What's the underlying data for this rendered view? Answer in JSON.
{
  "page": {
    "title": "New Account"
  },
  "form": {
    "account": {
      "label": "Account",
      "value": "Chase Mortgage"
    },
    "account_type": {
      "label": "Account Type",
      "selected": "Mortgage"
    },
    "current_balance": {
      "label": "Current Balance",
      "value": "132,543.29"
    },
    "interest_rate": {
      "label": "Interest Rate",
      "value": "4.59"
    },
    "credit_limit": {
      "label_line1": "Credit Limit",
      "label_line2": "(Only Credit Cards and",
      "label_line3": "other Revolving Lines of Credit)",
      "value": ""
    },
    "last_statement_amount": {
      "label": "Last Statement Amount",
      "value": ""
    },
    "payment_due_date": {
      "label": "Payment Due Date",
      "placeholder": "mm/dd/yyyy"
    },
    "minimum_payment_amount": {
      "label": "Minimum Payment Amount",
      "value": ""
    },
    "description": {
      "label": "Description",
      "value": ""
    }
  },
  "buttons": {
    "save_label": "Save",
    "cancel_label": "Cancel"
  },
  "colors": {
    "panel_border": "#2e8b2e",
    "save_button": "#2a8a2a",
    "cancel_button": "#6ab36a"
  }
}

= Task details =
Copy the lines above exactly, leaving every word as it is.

= Answer below =
What's the underlying data for this rendered view? Answer in JSON.
{
  "page": {
    "title": "New Account"
  },
  "form": {
    "account": {
      "label": "Account",
      "value": "Chase Mortgage"
    },
    "account_type": {
      "label": "Account Type",
      "selected": "Mortgage"
    },
    "current_balance": {
      "label": "Current Balance",
      "value": "132,543.29"
    },
    "interest_rate": {
      "label": "Interest Rate",
      "value": "4.59"
    },
    "credit_limit": {
      "label_line1": "Credit Limit",
      "label_line2": "(Only Credit Cards and",
      "label_line3": "other Revolving Lines of Credit)",
      "value": ""
    },
    "last_statement_amount": {
      "label": "Last Statement Amount",
      "value": ""
    },
    "payment_due_date": {
      "label": "Payment Due Date",
      "placeholder": "mm/dd/yyyy"
    },
    "minimum_payment_amount": {
      "label": "Minimum Payment Amount",
      "value": ""
    },
    "description": {
      "label": "Description",
      "value": ""
    }
  },
  "buttons": {
    "save_label": "Save",
    "cancel_label": "Cancel"
  },
  "colors": {
    "panel_border": "#2e8b2e",
    "save_button": "#2a8a2a",
    "cancel_button": "#6ab36a"
  }
}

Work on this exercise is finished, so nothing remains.